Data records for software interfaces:
□ □ □ □

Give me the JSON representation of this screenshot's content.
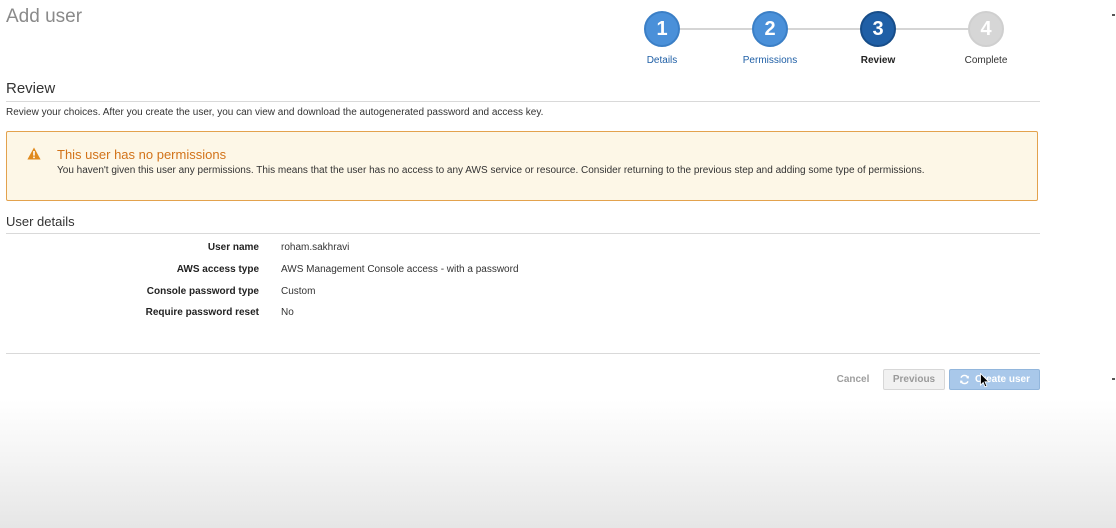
{
  "page": {
    "title": "Add user"
  },
  "stepper": {
    "steps": [
      {
        "number": "1",
        "label": "Details",
        "state": "done"
      },
      {
        "number": "2",
        "label": "Permissions",
        "state": "done"
      },
      {
        "number": "3",
        "label": "Review",
        "state": "current"
      },
      {
        "number": "4",
        "label": "Complete",
        "state": "future"
      }
    ]
  },
  "review": {
    "heading": "Review",
    "description": "Review your choices. After you create the user, you can view and download the autogenerated password and access key."
  },
  "warning": {
    "icon": "warning-triangle-icon",
    "title": "This user has no permissions",
    "message": "You haven't given this user any permissions. This means that the user has no access to any AWS service or resource. Consider returning to the previous step and adding some type of permissions."
  },
  "user_details": {
    "heading": "User details",
    "rows": [
      {
        "label": "User name",
        "value": "roham.sakhravi"
      },
      {
        "label": "AWS access type",
        "value": "AWS Management Console access - with a password"
      },
      {
        "label": "Console password type",
        "value": "Custom"
      },
      {
        "label": "Require password reset",
        "value": "No"
      }
    ]
  },
  "actions": {
    "cancel_label": "Cancel",
    "previous_label": "Previous",
    "create_label": "Create user"
  },
  "colors": {
    "step_done": "#4a90d9",
    "step_current": "#1f5fa6",
    "step_future": "#d6d6d6",
    "warning_accent": "#d2731a",
    "warning_bg": "#fdf7e7",
    "primary_button": "#a9c8ea"
  }
}
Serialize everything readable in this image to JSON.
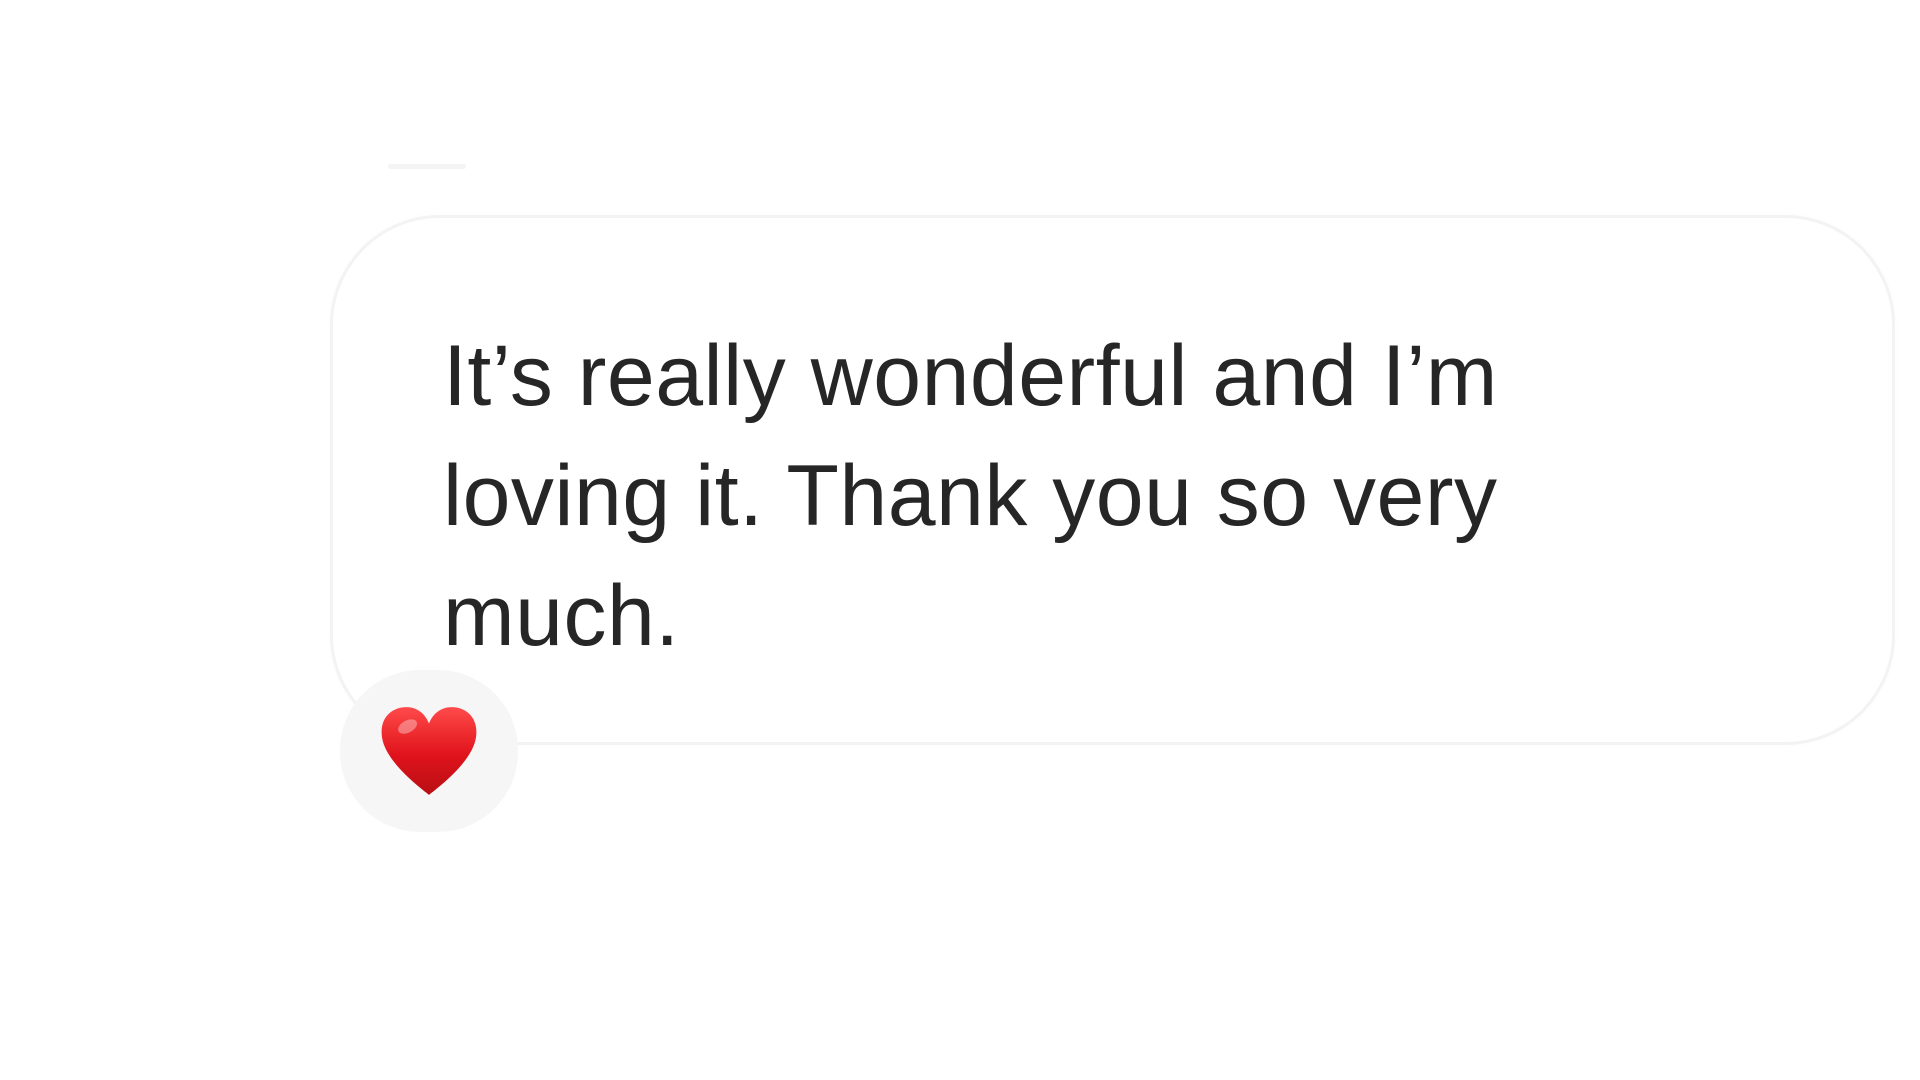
{
  "message": {
    "text": "It’s really wonderful and I’m loving it. Thank you so very much.",
    "reaction": {
      "icon": "heart-icon",
      "color": "#E0131B"
    }
  },
  "colors": {
    "background": "#FFFFFF",
    "bubble_border": "#F3F3F3",
    "text": "#262626",
    "reaction_background": "#F6F6F6"
  }
}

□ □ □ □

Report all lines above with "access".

### Task output
    "description": "Review your choices. After you create the user, you can view and download the autogenerated password and access key."
    "message": "You haven't given this user any permissions. This means that the user has no access to any AWS service or resource. Consider returning to the previous step and adding some type of permissions."
        "label": "AWS access type",
        "value": "AWS Management Console access - with a password"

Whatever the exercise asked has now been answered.